At DECA we tend to compare the wire harnesses and cable assemblies that we build to elements of human body, such as the nervous system. That is probably why the article about a soft, autonomous robot caught our eye. We believe that bio-inspired designs, like this one, are an important part of electronics’ evolution and research.
Modeled on the anatomy of the deep sea snailfish, researchers have been creating a new, tiny, soft robot to explore the ocean’s deep. Typical deep-sea submersibles used in research have solid, heavily reinforced frames so that their instruments are protected from under-water pressure. The pressure at the bottom of the ocean features like the Mariana Trench can reach 15,000 lbs per square inch. This new, aquatic robot has an exterior that is not completely fused and the electronics are encased in silicon both features allow them to adjust to the pressures under water.

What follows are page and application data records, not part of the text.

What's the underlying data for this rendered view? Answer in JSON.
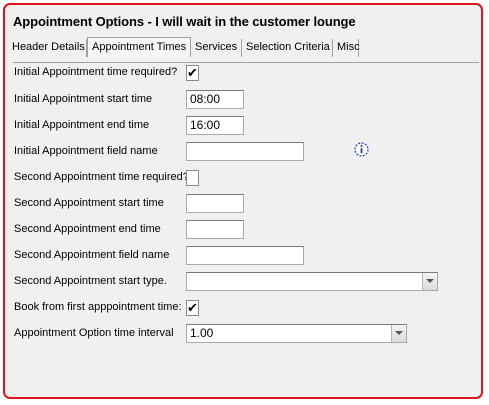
{
  "group": {
    "title": "Appointment Options - I will wait in the customer lounge"
  },
  "tabs": [
    {
      "label": "Header Details"
    },
    {
      "label": "Appointment Times"
    },
    {
      "label": "Services"
    },
    {
      "label": "Selection Criteria"
    },
    {
      "label": "Misc"
    }
  ],
  "form": {
    "initial_required": {
      "label": "Initial Appointment time required?",
      "checked": true,
      "mark": "✔"
    },
    "initial_start": {
      "label": "Initial Appointment start time",
      "value": "08:00"
    },
    "initial_end": {
      "label": "Initial Appointment end time",
      "value": "16:00"
    },
    "initial_field": {
      "label": "Initial Appointment field name",
      "value": ""
    },
    "second_required": {
      "label": "Second Appointment time required?",
      "checked": false,
      "mark": ""
    },
    "second_start": {
      "label": "Second Appointment start time",
      "value": ""
    },
    "second_end": {
      "label": "Second Appointment end time",
      "value": ""
    },
    "second_field": {
      "label": "Second Appointment field name",
      "value": ""
    },
    "second_type": {
      "label": "Second Appointment start type.",
      "value": ""
    },
    "book_first": {
      "label": "Book from first apppointment time:",
      "checked": true,
      "mark": "✔"
    },
    "interval": {
      "label": "Appointment Option time interval",
      "value": "1.00"
    }
  },
  "icons": {
    "info": "info-icon"
  },
  "colors": {
    "border_accent": "#e0141a",
    "panel_bg": "#f0f0f0"
  }
}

Still under testing, scientists hope to create a robot that can not only descend to the oceans depths but also test things like water chemistry, collect samples, and even light up and film their surroundings. The design is a twist on ruggedization and directly inspired by nature. Building research tools that can handle the extreme pressures of the ocean’s depth is challenging. Just like exploring space, components must be ruggedized, weight minimized, and fail-proof. Creating new bio-inspired designs may provide new solutions allowing us to literally go where no man has gone before.
Where do you want to go with your next project? Contact DECA Manufacturing today.
Learn more, the inspiration for this article came from Science News.